The U.S. Justice Dept. has joined a whistleblower lawsuit against AECOM in federal false claims court. Under the lawsuit, a a project manager charges that the firm submitted more than $100 million in fraudulent claims to the Federal Emergency Management Agency for damage to various client facilities caused by Hurricane Katrina in 2005, and that when the employee informed management, they did nothing in response.

In a document filed May 29 with the federal court in New Orleans, DOJ said it was intervening to support a settlement with one former AECOM client, locally-based Xavier University, for its participation in the alleged claims fraud. The school agreed to pay $12 million to resolve its role in the false claim and to cooperate in the case against AECOM and any other parties and in any related litigation. The lawsuit had been previously sealed.

Other former clients cited in the whistleblower complaint include Dillard University, the Archdiocese of New Orleans and the city's public school system.

DOJ says "claims alleged in the lawsuit, including those resolved by Xavier, are allegations only, and there has been no determination of liability."

AECOM says in a statement, that “it’s disappointing that 15 years after Hurricane Katrina, the federal government wants to claw back funds from educational institutions that endured so much damage from the impact of the storm.” It vowed to defend its work, which it said was done under the guidance and supervision of the federal government.

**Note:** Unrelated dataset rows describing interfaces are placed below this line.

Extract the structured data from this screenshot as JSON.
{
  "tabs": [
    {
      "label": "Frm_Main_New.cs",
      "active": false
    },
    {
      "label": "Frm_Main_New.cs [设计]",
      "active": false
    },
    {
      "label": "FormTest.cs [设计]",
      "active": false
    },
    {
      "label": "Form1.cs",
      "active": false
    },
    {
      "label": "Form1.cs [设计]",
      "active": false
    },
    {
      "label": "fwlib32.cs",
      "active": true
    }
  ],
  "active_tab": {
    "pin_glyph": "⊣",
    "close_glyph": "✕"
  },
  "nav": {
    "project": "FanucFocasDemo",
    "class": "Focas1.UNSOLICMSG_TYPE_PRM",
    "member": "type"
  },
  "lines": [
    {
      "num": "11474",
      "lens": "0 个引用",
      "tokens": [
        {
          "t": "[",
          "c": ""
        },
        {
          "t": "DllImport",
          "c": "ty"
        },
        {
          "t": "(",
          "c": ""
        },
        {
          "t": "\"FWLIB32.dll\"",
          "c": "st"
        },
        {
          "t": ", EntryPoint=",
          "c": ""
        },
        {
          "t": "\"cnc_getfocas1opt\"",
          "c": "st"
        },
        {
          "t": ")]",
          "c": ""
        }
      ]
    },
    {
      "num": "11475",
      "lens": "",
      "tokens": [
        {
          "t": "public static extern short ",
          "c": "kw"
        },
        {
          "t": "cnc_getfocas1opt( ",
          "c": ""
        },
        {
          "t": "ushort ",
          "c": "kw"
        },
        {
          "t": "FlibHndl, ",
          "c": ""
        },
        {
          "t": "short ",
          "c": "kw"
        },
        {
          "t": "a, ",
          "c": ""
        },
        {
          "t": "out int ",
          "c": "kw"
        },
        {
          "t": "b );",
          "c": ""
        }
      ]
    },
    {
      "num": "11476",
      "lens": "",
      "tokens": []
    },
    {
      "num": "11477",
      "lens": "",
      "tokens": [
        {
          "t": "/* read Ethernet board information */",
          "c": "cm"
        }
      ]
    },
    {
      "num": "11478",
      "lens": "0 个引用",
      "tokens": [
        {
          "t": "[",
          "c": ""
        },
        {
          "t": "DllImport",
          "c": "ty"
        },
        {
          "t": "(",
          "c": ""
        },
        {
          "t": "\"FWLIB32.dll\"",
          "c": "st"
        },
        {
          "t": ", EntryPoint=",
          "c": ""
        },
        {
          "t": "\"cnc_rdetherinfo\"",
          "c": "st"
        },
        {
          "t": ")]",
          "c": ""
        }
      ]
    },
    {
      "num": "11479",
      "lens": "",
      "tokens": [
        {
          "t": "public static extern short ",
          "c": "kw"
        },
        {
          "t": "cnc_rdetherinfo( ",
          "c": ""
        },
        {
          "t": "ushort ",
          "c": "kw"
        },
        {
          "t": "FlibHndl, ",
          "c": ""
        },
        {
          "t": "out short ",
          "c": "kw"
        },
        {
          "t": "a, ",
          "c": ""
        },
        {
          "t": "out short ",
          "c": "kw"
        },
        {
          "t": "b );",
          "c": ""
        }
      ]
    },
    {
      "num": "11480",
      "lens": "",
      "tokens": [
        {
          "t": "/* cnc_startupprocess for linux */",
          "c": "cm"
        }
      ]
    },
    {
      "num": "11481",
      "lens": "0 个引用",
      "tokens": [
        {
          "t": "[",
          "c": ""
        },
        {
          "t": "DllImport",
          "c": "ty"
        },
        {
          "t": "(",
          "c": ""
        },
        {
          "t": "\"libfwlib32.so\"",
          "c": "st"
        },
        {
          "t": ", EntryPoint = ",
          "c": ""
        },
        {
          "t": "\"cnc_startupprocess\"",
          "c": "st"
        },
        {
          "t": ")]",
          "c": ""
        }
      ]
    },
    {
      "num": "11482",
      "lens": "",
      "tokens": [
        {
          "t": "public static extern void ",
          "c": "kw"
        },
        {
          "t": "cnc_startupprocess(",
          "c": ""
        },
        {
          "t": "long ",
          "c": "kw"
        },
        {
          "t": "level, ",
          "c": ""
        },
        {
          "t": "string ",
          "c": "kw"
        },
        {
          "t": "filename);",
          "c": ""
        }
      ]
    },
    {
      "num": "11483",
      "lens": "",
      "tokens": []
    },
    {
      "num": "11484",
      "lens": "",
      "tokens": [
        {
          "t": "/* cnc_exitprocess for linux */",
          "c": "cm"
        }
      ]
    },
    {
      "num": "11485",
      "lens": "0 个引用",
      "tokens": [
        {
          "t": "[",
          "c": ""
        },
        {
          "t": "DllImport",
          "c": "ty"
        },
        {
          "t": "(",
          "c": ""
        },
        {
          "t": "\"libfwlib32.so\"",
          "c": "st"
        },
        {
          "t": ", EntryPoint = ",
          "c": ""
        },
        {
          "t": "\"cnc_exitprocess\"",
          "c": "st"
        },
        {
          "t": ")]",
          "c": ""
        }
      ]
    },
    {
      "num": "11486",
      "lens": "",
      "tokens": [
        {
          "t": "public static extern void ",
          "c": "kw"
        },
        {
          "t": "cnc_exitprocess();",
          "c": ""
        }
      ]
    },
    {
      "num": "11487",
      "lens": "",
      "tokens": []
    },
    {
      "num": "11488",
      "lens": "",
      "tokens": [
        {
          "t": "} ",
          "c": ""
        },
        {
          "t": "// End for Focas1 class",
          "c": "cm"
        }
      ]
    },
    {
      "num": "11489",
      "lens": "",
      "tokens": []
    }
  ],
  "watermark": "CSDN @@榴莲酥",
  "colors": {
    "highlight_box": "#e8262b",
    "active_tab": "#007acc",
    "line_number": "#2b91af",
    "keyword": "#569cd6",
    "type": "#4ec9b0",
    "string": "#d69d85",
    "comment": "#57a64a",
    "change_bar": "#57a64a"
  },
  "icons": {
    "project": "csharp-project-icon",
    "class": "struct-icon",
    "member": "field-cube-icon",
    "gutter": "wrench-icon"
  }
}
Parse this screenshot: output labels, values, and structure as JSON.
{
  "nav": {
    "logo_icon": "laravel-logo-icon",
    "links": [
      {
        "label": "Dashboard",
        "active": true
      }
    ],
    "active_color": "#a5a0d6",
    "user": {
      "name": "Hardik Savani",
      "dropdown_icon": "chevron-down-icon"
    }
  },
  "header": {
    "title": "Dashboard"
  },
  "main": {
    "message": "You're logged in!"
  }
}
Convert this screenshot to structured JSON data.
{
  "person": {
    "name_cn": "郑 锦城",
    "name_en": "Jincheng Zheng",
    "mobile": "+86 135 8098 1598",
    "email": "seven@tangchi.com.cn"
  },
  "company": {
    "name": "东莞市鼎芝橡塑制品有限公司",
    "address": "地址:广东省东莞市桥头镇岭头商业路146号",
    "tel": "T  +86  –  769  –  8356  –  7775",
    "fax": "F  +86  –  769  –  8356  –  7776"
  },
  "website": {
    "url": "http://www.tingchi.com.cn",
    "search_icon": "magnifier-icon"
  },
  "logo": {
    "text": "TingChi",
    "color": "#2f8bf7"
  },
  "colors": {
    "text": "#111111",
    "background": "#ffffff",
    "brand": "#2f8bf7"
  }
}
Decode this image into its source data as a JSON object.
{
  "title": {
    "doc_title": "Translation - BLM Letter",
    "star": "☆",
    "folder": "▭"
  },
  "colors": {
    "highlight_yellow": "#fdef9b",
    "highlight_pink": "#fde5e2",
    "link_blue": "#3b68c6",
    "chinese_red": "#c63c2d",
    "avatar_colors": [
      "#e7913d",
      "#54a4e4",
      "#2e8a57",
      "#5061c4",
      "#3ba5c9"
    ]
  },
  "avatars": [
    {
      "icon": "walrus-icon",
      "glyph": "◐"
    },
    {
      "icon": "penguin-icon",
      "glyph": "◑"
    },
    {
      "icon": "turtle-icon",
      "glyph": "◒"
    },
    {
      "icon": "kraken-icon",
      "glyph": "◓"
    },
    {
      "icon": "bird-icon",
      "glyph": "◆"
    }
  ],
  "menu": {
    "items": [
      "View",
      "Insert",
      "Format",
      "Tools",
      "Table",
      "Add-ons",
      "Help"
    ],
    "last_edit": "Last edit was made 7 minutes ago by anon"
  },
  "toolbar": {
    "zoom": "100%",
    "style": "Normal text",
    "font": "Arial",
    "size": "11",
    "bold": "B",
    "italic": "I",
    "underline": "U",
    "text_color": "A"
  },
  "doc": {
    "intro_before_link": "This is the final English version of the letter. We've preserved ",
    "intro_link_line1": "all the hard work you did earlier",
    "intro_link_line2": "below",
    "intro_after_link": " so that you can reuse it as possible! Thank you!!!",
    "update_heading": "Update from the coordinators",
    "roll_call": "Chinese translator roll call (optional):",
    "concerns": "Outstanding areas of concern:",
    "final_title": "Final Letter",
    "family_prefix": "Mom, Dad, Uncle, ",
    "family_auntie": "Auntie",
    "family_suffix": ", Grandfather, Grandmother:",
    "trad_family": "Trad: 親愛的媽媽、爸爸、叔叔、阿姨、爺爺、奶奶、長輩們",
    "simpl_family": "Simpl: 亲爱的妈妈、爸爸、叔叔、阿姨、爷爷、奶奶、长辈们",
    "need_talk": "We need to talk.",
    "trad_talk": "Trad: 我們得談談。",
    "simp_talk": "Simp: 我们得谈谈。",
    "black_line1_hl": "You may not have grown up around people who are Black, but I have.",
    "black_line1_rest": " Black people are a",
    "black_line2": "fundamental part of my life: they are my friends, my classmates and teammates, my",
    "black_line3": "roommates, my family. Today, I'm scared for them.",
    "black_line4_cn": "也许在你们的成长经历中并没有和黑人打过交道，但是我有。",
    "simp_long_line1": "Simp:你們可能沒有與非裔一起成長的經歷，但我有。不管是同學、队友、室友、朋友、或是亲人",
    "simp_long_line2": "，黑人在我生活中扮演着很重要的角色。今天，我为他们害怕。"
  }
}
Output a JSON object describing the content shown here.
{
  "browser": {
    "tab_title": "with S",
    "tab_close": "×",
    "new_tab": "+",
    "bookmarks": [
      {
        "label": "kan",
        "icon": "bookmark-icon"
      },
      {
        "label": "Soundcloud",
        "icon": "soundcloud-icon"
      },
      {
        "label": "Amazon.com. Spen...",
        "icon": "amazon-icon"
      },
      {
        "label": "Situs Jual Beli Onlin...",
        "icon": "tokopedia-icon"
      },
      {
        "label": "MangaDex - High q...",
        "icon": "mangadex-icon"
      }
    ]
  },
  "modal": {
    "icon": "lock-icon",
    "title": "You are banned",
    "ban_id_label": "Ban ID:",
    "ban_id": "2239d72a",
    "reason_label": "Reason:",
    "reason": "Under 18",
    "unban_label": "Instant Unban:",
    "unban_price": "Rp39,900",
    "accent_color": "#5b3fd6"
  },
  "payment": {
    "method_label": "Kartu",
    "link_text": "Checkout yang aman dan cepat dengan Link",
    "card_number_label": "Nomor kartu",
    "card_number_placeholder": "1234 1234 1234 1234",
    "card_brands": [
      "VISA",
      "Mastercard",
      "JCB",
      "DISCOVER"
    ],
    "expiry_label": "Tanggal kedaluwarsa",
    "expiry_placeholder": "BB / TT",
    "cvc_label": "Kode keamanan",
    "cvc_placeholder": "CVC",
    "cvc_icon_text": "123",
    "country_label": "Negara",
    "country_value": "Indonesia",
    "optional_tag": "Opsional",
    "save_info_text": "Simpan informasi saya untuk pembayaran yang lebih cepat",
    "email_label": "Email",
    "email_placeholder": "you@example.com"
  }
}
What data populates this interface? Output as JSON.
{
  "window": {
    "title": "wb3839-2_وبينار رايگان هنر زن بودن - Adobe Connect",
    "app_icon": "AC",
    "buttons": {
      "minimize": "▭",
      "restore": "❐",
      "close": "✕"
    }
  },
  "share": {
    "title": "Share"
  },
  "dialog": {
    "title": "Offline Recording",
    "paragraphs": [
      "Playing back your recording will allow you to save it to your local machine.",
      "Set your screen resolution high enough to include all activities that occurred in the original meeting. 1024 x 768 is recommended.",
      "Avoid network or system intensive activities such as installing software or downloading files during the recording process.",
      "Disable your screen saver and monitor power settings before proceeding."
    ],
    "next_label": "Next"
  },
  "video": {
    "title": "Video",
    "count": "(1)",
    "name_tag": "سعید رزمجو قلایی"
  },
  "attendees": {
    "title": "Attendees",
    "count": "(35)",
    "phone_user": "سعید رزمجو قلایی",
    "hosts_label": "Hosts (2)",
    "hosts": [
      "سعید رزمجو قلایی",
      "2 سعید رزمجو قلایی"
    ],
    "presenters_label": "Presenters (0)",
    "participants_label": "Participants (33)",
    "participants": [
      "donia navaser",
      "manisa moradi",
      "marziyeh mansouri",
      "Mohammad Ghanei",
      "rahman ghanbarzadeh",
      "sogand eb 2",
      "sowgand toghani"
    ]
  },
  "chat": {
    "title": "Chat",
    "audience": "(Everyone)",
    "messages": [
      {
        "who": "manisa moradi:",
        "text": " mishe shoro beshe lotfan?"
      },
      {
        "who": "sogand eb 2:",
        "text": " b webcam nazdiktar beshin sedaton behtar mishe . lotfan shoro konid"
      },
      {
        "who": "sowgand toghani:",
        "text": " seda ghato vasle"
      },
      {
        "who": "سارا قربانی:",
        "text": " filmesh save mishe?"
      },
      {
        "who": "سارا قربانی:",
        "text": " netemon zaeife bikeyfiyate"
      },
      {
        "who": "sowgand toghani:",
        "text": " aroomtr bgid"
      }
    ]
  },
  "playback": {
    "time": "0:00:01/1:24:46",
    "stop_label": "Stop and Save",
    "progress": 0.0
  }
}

The whistleblower lawsuit was filed in 2016 by Robert Romero, an AECOM project specialist. He claims that company employees repeatedly submitted false or misleading information to FEMA for clients by fraudulently increasing the amount of hurricane damage to buildings.

He contends that company management knew by 2011 that at least one employee, Randall Krause, was committing the fraud but did not inform the government or mitigate the over payments. AECOM later fired Krause.

Romero, still employed by AECOM, received $2.3 million under the Xavier University settlement, says DOJ.

The alleged fraud included claims of damage to non-existing concrete building foundations and fictitious basements, systematic inflation of cost estimates for damaged items, inflation of building square footage and submission of fraudulent damage photographs, the complaint said.

In some cases, AECOM took advantage of a FEMA policy called the “50% rule” by manipulating repair and replacement estimates so the agency would pay for full replacement when it should have paid only for less expensive repairs, the complaint said.

AECOM contends that FEMA directed contractors to “say yes” to applicants and make extra effort to obtain federal payment requested for damages. The government now has " changed their tune,” AECOM said in a statement.

But Romero's complaint also contends that AECOM benefited from the fraud through contract renewals. “FEMA evaluated contractors based on metrics including total productivity," it says, which enabled AECOM to charge FEMA "for hundreds of additional billable hours.”

According to DOJ, AECOM received more than $300 million between 2005 and 2019 from FEMA as a technical assistance contractor that conducted site evaluations and prepared and reviewed damage and repair estimates used to determine whether applicants were eligible for public assistance funds.

Xavier University “knowingly, recklessly with willful blindness” submitted false and misleading documents about the extent of damage to its property, says the lawsuit. Specifically, it received funding based on damage to a gymnasium’s concrete floating slab foundation when the building had no such foundation, said the complaint, which also noted that it received funds to replace its electric distribution system that was not damaged by the storm and ran for six years post-Katrina.

DOJ did not intervene in fraud lawsuits against Dillard University, the Archdiocese or the school system, which were also for alleged submissions of false and misleading claims of damage. The department did not state any reason for not intervening.